(AVAILABLE DATA Opens)

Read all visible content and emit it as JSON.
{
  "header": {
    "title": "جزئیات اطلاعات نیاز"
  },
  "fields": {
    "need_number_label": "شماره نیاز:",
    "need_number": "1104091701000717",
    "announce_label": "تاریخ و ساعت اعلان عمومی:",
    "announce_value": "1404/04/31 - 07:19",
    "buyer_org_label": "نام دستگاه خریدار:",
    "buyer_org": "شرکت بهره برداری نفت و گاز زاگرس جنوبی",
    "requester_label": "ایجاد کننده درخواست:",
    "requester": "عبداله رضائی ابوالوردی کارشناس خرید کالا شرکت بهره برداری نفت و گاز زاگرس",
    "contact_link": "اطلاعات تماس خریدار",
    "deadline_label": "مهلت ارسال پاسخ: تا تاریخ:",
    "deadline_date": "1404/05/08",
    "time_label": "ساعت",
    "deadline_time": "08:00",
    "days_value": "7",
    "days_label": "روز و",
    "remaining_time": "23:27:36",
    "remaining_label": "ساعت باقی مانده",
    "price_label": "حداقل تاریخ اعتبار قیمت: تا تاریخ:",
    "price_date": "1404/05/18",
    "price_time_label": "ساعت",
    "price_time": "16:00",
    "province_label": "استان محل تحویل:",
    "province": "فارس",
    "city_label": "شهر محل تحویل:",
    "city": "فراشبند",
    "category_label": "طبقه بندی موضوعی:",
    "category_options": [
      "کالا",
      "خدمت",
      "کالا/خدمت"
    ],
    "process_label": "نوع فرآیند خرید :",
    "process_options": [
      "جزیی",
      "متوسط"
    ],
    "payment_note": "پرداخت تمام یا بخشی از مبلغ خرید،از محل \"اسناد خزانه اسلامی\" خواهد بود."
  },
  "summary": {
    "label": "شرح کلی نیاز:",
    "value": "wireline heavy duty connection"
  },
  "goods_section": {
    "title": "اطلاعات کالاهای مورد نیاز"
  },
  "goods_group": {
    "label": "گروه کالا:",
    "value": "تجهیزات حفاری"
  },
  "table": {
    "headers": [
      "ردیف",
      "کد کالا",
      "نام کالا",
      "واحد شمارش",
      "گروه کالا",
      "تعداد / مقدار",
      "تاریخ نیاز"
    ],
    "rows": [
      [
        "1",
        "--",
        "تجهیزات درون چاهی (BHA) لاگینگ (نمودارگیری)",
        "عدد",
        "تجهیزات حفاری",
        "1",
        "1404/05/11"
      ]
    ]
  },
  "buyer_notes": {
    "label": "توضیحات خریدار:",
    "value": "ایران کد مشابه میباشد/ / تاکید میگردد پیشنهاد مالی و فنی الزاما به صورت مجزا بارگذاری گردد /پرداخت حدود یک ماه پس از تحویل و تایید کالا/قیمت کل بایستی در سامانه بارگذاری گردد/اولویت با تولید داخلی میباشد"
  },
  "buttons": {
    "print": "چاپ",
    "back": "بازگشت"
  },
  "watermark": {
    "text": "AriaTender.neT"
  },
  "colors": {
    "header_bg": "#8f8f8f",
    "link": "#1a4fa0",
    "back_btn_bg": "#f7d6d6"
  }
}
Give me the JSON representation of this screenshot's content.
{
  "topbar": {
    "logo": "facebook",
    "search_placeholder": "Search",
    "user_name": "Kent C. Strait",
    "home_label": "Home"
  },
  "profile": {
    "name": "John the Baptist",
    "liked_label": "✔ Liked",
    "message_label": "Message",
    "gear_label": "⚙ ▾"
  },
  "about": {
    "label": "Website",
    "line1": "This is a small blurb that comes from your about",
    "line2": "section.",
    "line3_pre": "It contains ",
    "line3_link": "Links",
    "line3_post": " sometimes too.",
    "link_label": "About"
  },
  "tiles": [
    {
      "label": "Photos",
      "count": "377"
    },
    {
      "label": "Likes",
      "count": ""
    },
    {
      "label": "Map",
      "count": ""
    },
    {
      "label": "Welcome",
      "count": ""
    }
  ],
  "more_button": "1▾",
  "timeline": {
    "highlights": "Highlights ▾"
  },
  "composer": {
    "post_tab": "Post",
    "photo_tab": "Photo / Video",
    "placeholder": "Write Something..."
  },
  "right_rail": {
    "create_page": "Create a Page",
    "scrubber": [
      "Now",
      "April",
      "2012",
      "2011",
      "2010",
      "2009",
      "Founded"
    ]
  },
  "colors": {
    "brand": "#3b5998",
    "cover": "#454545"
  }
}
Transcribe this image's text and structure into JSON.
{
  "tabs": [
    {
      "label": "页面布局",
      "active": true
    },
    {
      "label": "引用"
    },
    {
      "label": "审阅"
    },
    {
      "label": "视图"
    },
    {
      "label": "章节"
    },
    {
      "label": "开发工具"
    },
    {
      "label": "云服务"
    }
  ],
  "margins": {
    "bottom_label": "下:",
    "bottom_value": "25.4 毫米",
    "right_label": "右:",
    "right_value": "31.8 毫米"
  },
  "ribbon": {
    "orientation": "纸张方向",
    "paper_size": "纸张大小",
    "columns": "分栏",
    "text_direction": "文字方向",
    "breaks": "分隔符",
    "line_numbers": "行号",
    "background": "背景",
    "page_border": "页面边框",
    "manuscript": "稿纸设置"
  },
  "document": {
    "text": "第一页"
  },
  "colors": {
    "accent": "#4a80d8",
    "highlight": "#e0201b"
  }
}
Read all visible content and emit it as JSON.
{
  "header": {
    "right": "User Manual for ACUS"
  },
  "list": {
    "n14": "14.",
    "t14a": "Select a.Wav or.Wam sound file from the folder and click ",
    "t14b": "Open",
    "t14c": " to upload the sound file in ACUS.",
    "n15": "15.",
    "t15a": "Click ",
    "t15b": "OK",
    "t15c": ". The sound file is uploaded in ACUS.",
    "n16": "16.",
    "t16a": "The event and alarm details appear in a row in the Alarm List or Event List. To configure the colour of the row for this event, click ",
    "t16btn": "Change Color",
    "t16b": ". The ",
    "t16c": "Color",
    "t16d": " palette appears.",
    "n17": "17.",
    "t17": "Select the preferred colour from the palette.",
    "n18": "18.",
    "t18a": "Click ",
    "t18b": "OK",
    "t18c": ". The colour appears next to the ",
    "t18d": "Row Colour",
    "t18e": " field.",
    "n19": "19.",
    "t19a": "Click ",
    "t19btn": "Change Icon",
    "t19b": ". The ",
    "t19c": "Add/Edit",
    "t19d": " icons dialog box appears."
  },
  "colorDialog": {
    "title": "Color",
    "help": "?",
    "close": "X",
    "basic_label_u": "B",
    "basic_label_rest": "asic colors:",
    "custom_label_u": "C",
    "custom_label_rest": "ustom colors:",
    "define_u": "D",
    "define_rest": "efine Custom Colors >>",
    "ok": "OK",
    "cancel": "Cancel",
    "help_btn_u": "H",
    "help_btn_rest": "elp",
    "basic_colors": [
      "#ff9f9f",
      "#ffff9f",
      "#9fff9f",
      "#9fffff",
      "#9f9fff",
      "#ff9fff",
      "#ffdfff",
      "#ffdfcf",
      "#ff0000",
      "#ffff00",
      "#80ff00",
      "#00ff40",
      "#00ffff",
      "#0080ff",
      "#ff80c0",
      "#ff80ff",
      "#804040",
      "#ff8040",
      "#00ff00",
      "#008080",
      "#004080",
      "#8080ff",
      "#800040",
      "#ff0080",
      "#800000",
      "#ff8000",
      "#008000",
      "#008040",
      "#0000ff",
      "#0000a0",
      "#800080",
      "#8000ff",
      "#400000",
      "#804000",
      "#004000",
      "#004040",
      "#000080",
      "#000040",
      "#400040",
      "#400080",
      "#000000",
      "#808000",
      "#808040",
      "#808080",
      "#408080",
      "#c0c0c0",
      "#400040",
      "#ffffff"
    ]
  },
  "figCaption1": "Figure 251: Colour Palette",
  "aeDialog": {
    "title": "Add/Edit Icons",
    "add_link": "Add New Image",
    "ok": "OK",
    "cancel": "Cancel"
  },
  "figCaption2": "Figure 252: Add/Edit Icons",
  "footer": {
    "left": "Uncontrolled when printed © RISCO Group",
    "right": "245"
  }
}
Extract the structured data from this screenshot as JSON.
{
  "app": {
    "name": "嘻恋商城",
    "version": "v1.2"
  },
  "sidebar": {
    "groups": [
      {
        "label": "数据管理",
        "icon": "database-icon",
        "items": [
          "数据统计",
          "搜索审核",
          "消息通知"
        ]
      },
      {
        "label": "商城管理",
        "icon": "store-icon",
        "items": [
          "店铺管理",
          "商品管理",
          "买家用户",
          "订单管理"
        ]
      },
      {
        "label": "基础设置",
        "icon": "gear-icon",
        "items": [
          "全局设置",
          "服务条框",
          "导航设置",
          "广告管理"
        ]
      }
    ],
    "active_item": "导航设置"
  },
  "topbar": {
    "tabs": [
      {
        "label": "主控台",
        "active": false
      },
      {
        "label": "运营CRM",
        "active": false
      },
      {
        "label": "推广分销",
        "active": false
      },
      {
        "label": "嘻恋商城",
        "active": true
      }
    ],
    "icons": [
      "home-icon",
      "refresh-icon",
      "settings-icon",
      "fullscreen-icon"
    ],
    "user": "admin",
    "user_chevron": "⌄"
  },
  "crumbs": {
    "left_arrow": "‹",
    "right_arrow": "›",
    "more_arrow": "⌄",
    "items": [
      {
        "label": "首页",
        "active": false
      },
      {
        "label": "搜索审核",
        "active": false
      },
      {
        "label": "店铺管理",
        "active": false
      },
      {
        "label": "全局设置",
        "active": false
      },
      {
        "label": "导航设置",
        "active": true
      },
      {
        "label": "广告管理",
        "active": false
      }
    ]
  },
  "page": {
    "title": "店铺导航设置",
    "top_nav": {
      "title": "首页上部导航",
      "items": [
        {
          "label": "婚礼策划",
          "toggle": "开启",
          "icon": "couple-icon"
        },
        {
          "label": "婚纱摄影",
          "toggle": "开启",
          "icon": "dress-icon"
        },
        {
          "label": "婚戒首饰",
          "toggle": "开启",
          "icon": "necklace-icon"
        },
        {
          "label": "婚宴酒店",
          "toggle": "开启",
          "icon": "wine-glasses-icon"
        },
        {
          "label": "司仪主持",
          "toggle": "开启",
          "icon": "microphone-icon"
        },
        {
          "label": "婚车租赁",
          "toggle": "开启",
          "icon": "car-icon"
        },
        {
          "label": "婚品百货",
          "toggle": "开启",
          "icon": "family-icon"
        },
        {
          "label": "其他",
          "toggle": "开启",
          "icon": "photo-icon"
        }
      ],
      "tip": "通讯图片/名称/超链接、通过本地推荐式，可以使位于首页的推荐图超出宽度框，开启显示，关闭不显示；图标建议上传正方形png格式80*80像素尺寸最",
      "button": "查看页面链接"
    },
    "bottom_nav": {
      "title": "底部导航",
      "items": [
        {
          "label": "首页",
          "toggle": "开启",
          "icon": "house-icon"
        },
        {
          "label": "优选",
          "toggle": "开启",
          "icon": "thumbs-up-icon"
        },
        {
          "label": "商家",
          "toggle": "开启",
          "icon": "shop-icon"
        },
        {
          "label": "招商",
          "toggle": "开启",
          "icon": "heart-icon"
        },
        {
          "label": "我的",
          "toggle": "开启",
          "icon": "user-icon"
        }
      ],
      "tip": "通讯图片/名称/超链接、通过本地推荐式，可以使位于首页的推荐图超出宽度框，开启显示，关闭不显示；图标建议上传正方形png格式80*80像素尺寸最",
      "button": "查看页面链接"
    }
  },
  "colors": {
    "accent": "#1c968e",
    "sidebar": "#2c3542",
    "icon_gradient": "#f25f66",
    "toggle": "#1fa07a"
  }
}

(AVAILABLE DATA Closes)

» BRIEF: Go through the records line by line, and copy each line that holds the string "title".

» TASK RESULT:
    "title": "جزئیات اطلاعات نیاز"
    "title": "اطلاعات کالاهای مورد نیاز"
    "title": "Color",
    "title": "Add/Edit Icons",
    "title": "店铺导航设置",
      "title": "首页上部导航",
      "title": "底部导航",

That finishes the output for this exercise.